Whom the gods would destroy they first make guilt-ridden. In this postmodern age, gods are university professors, Leftist intellectuals, liberal icons, the mainstream media, and other opinion makers; the country dangerously close to destruction is America.
A survey by Wall Street Journal/NBC News showed that 56 per cent of registered voters saying American society is racist. As we argued earlier, America is the least racist society in the world. It is the only non-black country to have elected a black president, and that too twice. This is the reason that a large number of blacks—as people of other ethnicities—want to migrate to the US.
This is not to say that racism doesn’t exist in the US. Racism and other birth-based inequalities exist in the US and in every other democracy; but they are much less in virulence in these countries than they are in authoritarian regimes like China and phony democracies like Pakistan and Turkey.
But such is the intellectual hegemony of thought leaders, most of whom are Left-leaning, that the reality gets covered by the smoke-and-mirrors narratives. For decades their narratives convinced people all over the world that socialism and communism are great, humanistic ideologies, though the fact is that over 100 million people perished in Stalin’s Russia, Mao’s China, and other socialist regimes. And the world’s most powerful democracy is maligned as being racist.
It is time to ponder over the baneful effects intellectuals can have. In this context, a look at a completely unrelated event—the collapse of France in six weeks during the Second World War—would be educative.
It is a well-known fact that France was a great imperial power at that time. Its quick and unexpected fall in 1940 was mainly because of pacifism and “moral disarmament” that prevailed in the country particular and in Europe in general. Prominent intellectuals, including French writer Romain Rolland and British authors H.G. Wells and Bertrand Russell, signed a famous petition in 1926 which called for “some definite step toward complete disarmament and the demilitarizing of the mind of civilized nations.” Weapon manufacturers were demonized as “merchants of death”; Rolland termed them as “profiteers of massacre.”
It was not just idealistic writers who were pacifists. Even Aristide Briand, France’s foreign minister and a Nobel Peace Prize winner, said, “Away with rifles, machine guns, and cannon.” This at a time when Hitler was gaining influence in Germany.
American scholar Thomas Sowell wrote in <em>Intellectuals and Society</em>, “A key role in the spread of pacifism in France was played by the schools—more specifically, by the French teachers’ unions, which began campaigns in the 1920s, objecting to postwar textbooks favorably depicting French soldiers who had defended their country against German invaders in the First World War. Such textbooks were called ‘bellicose’.” In fact, history was rewritten to instill the virtues of “moral disarmament” in the minds of children.
Charles de Gaulle, the heroic French general and statesman who later successfully fought against the Nazis, “blamed a lack of national will, or general moral decay, for the sudden and humiliating collapse of France in 1940,” writes Sowell.
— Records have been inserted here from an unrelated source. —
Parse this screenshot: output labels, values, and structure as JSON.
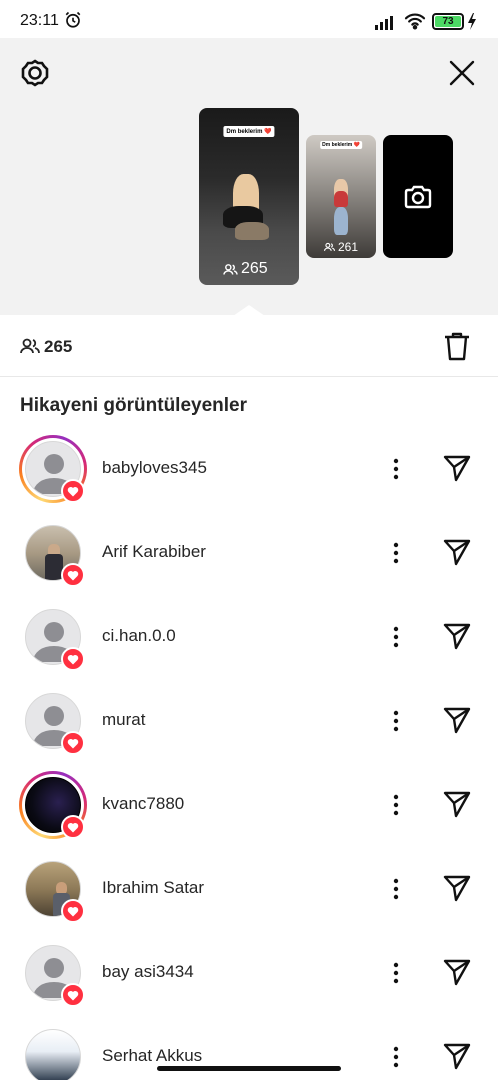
{
  "status_bar": {
    "time": "23:11",
    "battery_level": "73",
    "icons": [
      "alarm-icon",
      "signal-icon",
      "wifi-icon",
      "battery-icon",
      "charging-icon"
    ]
  },
  "header": {
    "icons": [
      "settings-icon",
      "close-icon"
    ],
    "stories": [
      {
        "caption": "Dm beklerim ❤️",
        "views": "265"
      },
      {
        "caption": "Dm beklerim ❤️",
        "views": "261"
      }
    ],
    "camera_icon": "camera-icon"
  },
  "summary": {
    "viewer_count": "265",
    "icons": [
      "viewers-icon",
      "trash-icon"
    ]
  },
  "section_title": "Hikayeni görüntüleyenler",
  "viewers": [
    {
      "username": "babyloves345"
    },
    {
      "username": "Arif Karabiber"
    },
    {
      "username": "ci.han.0.0"
    },
    {
      "username": "murat"
    },
    {
      "username": "kvanc7880"
    },
    {
      "username": "Ibrahim Satar"
    },
    {
      "username": "bay asi3434"
    },
    {
      "username": "Serhat Akkus"
    }
  ],
  "colors": {
    "like_badge": "#ff3040",
    "battery_fill": "#4cd964",
    "header_bg": "#f2f2f2"
  }
}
Sentimentalism made the French incapable of recognizing the Nazi menace; it not only confused them but also lethally impacted their fighting spirit and capability.
Like termites, Leftist intellectuals had hollowed France out of moral courage and cerebral vigor, making it a sitting duck for the Nazi armies.
Now, similar people have spread self-loathing to such an extent in America that most people find their country racist. About half of them are supporting the rabidly anti-America movement called Black Lives Matter.
We in India must learn a lesson from such developments: never believe a word what the Left says, for whatever they say is an affront to the truth, commonsense, and decency. It usually results in, among other abominations, self-loathing. It has happened in the past, during the Mandal days, for instance. Intellectuals lectured us those days how iniquitous, caste-ridden Hindu society is. The result was a divisive caste-oriented narrative which still plagues politics.
<em>The Plague</em>, the famous novel by Albert Camus, ends with a warning: “He [Dr. Bernard Rieux] knew what those jubilant crowds did not know but could have learned from books: that the plague bacillus never dies or disappears for good; that it can lie dormant for years and years in furniture and linen chests; that it bides its time in bedrooms, cellars, trunks, and bookshelves; and that perhaps the day would come when, for the bane and the enlightening of men, it would rouse up its rats again and send them forth to die in a happy city.”
Today, Leftwing intellectuals in India are not as big a threat as they were a few years ago, but they haven’t vanished; they never vanish; like the plague bacillus, they just get dormant. We should beware of them anyway..